▶ [Exercise directions]:
Each line with the string "your" is to be copied from the records below.

----

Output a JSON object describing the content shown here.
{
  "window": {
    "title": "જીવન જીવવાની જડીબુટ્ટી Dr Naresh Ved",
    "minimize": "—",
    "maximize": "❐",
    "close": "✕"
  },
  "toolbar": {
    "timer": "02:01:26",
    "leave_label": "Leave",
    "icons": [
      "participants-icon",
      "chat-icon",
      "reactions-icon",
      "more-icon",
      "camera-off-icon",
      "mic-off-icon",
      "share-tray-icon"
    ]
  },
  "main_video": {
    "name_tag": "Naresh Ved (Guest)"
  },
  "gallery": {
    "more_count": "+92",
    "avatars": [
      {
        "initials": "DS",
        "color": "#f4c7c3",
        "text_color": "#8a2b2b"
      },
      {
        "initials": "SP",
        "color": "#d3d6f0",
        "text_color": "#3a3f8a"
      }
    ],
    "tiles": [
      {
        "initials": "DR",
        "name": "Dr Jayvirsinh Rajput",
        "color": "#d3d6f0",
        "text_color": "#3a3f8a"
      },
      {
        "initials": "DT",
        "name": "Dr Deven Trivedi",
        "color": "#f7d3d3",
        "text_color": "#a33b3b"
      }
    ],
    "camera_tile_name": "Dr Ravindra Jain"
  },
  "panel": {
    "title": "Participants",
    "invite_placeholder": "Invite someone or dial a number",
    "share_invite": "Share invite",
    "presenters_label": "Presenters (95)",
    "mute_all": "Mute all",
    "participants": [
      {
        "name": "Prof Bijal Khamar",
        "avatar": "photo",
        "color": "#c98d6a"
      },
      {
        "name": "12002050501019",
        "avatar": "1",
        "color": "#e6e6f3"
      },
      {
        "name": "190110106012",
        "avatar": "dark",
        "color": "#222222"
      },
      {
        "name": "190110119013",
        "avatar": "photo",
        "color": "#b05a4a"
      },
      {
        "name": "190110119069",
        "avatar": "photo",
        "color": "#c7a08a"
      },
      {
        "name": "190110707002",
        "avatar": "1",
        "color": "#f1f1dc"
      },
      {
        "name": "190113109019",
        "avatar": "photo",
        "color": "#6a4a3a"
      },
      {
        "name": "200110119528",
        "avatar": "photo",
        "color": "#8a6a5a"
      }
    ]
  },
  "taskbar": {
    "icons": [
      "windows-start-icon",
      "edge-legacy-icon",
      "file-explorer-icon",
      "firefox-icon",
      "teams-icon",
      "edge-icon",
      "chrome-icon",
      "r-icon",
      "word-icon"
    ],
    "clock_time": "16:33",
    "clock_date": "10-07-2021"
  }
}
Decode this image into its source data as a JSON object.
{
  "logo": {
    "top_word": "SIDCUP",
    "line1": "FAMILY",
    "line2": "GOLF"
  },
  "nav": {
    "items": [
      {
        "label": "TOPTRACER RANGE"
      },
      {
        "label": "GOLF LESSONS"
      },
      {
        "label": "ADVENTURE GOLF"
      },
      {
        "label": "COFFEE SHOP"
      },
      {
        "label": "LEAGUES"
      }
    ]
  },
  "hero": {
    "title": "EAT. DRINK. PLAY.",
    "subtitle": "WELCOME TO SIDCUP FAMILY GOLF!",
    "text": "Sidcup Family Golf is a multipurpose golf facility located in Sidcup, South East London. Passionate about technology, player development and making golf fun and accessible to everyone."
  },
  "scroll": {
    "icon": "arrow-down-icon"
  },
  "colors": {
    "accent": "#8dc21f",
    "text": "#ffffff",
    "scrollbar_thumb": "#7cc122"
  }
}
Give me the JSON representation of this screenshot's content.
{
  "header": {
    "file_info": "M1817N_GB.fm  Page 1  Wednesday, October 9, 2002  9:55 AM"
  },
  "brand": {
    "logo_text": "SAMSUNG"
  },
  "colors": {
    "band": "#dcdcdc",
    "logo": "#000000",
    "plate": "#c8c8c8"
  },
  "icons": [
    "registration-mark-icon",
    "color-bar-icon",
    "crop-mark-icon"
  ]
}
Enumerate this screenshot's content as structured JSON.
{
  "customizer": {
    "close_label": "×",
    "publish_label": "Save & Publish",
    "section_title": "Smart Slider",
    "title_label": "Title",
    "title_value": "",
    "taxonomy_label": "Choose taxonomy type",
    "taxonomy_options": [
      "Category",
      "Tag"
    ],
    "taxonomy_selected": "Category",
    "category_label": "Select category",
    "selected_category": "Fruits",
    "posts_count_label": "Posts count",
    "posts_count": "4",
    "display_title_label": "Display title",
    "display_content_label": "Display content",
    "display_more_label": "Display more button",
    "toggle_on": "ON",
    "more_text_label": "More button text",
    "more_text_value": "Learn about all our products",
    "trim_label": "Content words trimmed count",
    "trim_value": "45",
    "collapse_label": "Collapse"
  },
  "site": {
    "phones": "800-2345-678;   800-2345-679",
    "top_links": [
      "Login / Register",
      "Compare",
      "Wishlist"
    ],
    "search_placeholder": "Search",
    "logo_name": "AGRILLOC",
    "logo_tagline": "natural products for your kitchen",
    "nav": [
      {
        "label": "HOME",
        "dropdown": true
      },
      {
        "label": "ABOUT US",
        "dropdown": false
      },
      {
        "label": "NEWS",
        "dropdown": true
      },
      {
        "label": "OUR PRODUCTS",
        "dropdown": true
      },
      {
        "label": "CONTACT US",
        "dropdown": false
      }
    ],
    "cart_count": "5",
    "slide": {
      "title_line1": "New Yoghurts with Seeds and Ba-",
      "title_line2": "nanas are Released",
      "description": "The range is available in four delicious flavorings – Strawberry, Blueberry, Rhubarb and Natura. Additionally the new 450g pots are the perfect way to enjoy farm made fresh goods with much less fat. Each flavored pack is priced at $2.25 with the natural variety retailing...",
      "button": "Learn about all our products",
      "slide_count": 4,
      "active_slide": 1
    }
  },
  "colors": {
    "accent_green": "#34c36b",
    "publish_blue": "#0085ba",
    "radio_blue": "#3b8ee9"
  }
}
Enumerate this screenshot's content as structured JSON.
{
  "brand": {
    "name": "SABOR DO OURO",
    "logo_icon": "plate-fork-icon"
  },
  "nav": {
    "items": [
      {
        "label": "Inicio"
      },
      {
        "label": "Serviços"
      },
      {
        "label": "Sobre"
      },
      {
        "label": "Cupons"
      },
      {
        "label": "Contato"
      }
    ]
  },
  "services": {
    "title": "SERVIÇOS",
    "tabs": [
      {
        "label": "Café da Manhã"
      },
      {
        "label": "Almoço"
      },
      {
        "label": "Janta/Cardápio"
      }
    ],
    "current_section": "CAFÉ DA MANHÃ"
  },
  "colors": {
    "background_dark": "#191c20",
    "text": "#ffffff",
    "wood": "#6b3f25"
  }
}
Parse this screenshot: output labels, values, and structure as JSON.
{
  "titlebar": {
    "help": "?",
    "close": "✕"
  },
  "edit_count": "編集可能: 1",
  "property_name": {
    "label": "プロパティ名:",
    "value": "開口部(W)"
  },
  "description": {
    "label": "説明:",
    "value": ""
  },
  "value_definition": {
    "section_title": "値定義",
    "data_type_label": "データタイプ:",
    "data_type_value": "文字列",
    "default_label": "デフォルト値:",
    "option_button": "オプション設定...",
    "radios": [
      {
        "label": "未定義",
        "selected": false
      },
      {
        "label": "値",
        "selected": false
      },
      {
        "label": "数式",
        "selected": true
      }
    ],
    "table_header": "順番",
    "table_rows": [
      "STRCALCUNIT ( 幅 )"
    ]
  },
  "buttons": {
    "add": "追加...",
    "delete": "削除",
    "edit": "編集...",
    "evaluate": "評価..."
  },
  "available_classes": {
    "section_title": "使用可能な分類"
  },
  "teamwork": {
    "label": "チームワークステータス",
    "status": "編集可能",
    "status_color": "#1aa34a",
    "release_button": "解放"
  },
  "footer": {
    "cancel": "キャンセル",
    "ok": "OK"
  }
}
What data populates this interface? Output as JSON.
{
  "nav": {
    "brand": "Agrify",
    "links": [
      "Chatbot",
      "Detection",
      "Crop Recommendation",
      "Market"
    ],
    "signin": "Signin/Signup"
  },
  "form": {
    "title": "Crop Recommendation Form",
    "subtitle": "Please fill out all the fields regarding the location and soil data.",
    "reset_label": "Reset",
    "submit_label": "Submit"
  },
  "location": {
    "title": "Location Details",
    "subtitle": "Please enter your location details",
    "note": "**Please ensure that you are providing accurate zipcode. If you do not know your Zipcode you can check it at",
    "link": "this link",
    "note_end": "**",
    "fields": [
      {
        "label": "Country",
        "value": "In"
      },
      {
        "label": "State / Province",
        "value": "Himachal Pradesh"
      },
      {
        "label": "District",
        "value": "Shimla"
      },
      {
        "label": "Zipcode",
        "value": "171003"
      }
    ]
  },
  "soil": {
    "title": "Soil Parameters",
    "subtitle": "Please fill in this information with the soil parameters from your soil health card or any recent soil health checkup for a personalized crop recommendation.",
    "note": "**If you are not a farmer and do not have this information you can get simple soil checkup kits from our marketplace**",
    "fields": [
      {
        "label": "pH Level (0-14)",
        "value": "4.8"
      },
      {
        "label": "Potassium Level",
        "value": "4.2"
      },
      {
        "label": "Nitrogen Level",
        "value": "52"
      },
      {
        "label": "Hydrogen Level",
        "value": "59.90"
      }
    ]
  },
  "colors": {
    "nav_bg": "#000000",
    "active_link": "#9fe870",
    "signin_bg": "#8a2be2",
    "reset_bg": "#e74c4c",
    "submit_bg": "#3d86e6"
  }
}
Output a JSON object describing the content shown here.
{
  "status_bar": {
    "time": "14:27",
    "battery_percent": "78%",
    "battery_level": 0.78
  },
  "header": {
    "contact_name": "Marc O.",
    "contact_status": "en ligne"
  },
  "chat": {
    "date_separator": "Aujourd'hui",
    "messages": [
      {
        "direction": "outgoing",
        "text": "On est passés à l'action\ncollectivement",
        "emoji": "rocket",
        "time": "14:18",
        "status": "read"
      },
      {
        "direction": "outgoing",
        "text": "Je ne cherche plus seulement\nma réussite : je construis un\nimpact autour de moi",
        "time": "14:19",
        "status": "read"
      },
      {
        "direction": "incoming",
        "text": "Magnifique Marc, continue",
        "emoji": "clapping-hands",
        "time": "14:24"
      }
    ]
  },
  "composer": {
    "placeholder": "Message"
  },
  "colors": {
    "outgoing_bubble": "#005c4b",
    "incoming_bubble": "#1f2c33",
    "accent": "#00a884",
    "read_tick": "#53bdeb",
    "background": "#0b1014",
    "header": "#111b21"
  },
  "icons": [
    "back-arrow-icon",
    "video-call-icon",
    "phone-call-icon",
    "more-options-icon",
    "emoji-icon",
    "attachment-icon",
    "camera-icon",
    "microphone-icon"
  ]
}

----

▶ [Exercise result]:
    "logo_tagline": "natural products for your kitchen",
    "subtitle": "Please enter your location details",
    "note": "**Please ensure that you are providing accurate zipcode. If you do not know your Zipcode you can check it at",
    "subtitle": "Please fill in this information with the soil parameters from your soil health card or any recent soil health checkup for a personalized crop recommendation.",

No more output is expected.